What she says to me is, "I don't need anything, I'm half dead."
I cringe. "Ma, I want to get you a gift. I'm going to get you a gift. So it would help me if you told me something you need."
"I don't need anything."
"OK, you don't have to need it, you could just want it."
"I don't want anything."
"Come on, Ma. You must want something."
"I want you to not bother getting me a gift!" she says, raising her voice.
"But I want to bother," I say, matching her decibel for decibel.
(Actually, the bother is fighting about buying a gift. Fighting about buying a gift takes more time and trouble than buying a gift. In fact, if I had back all the hours I'd spent fighting with my mother about buying her a gift, I would live 189 years.)
"I DON'T WANT A GIFT!" she shouts, angry.
And now I'm angry. "MA, I HAVE TO GET YOU A GIFT! I'LL FEEL GUILTY IF I DON'T GET YOU A GIFT!"
"THAT'S YOUR PROBLEM, COOKIE. NOT MINE."
So you see how it goes. You could say that I should just go out and buy her something nice, and that's what I do very year. I go to a nice jewelry store and get her a necklace or a bracelet. You have to spend money on your mother or you burn in hell. For the Flying Scottolines, hell, guilt, and shame are all big at Christmas.
I buy her the jewelry and send it down to Miami, and she calls me every Christmas morning, after she opens her gift. And she feels guilty. She says, "Honey, why did you do this? I told you not to do this! It cost too much!"
So I console her. "Ma, it didn't cost that much. It's lovely, isn't it? Do you like it? Will you wear it?"
"I love it, but still, I told you not to," she answers.
I know she won't wear it. She never does. She never uses or wears anything I give her. The necklace will stay in her jewelry box, a guilty reminder of the money her daughter spent on her.
See? Guilt. That's the trick at Christmas. The real Christmas gift I give my mother is guilt.
It's one size fits all.
And the price is right.

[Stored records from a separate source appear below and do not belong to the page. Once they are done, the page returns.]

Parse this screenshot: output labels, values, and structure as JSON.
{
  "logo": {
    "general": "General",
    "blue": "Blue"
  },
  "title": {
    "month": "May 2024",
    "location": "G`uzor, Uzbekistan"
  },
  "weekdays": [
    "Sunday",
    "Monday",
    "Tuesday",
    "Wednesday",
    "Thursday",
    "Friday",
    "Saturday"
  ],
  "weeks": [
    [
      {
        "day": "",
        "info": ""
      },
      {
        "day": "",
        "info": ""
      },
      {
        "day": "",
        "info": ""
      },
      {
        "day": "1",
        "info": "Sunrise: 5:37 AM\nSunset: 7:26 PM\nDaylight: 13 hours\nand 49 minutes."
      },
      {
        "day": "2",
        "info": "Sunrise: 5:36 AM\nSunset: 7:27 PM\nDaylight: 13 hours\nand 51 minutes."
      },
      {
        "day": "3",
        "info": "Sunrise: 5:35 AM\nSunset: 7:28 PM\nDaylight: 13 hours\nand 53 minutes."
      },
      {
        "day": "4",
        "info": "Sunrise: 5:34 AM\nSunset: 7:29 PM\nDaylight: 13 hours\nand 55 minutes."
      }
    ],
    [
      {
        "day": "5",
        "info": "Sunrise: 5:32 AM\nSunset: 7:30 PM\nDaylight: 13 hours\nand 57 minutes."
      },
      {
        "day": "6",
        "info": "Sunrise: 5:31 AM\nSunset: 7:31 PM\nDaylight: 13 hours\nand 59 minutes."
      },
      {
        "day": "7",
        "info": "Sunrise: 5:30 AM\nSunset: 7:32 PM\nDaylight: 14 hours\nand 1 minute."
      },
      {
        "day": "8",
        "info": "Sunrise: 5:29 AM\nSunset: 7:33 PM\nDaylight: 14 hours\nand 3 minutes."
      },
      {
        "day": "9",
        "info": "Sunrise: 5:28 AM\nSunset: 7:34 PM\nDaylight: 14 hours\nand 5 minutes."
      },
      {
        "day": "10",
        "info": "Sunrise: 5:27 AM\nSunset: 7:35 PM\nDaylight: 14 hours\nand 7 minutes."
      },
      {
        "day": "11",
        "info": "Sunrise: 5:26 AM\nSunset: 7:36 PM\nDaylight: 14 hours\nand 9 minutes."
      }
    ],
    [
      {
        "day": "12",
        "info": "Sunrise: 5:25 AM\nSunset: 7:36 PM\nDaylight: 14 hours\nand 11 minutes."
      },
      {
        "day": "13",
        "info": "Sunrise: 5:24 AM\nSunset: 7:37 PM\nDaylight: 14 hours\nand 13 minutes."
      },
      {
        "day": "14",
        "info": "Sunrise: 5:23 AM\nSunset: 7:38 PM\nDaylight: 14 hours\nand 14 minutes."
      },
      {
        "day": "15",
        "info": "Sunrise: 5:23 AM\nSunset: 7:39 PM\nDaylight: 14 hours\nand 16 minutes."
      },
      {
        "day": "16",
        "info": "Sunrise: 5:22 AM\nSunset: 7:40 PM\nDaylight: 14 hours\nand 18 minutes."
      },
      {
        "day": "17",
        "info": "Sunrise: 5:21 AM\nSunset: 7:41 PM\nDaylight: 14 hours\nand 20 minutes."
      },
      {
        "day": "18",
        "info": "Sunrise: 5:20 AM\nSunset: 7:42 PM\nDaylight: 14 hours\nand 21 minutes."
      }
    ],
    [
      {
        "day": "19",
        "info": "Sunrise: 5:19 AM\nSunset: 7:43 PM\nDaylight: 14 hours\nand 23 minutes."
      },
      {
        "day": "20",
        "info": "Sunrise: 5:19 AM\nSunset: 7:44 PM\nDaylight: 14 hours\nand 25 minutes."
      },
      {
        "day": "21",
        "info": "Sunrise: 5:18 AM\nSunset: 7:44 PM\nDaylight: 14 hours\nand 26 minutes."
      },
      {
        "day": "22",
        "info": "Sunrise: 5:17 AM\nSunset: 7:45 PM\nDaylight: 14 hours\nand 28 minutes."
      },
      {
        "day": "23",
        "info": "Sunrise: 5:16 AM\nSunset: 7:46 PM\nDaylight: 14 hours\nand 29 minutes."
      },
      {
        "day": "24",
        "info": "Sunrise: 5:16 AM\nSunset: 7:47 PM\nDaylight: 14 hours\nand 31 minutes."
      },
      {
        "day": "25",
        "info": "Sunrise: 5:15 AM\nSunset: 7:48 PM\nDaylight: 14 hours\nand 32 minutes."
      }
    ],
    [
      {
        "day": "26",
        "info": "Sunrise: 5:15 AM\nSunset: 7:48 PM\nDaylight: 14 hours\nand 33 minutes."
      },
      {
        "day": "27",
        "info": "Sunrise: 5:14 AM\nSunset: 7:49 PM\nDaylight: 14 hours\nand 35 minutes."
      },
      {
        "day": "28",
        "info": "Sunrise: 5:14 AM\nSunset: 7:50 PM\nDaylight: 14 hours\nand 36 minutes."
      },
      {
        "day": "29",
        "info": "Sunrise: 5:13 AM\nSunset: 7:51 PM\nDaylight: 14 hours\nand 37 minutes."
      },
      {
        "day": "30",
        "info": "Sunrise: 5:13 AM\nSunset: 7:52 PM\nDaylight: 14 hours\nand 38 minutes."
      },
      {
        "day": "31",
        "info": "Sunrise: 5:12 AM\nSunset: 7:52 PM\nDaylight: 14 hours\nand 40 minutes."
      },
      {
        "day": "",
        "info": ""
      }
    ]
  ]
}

But I swear to myself, this Christmas will be different. So last week, I ask Brother Frank what she needs, and he tells me her hearing aids don't work. I call her instantly. "Ma, you need hearing aids. How about get you a new pair for Christmas?"
"No. I don't need hearing aids."
"Yes, you do. They're broken."
"No, they're broken. Frank told me. Don't lie."
(This is another gift I give Mother Mary for Christmas. Verbal abuse. Don't try this at home.)
"I didn't lie! Only one is broken!"
Aha! "OK, sorry."
"So I don't need new hearing aids! I only need one hearing aid! It's not a lie!"
"OK, OK! So I'll buy one hearing aid. Which one is broken, right or left?"
"They won't sell you one hearing aid," she says, raising her voice.
"Yes, they will," I say, matching her decibel for decibel.
"NO, THEY WONT!"
"YES, THEY WILL!"
"MA, IT'S THE WORST ECONOMY EVER. THEY'LL SELL THEIR MOTHER IF THEY COULD!"
(Why this thought pops into my mind is anyone's guess. Feel free to speculate.)
"THEY WON'T SELL JUST ONE!"
"THEN I'll BUY TWO AND THROW ONE AWAY!"
So you know where this is going. I bought her one hearing aid for Christmas, which left us both feeling guilty.
You can never buy a gift for your mother.
And oddly, that's as it should be.
All best to you and yours, this holiday.
Look for Lisa Scottoline and Francesca Serritella's new book, "Best Friends, Occasional Enemies: The Lighter Side of Life as a Mother and Daughter." Visit Lisa at www.scottoline.com.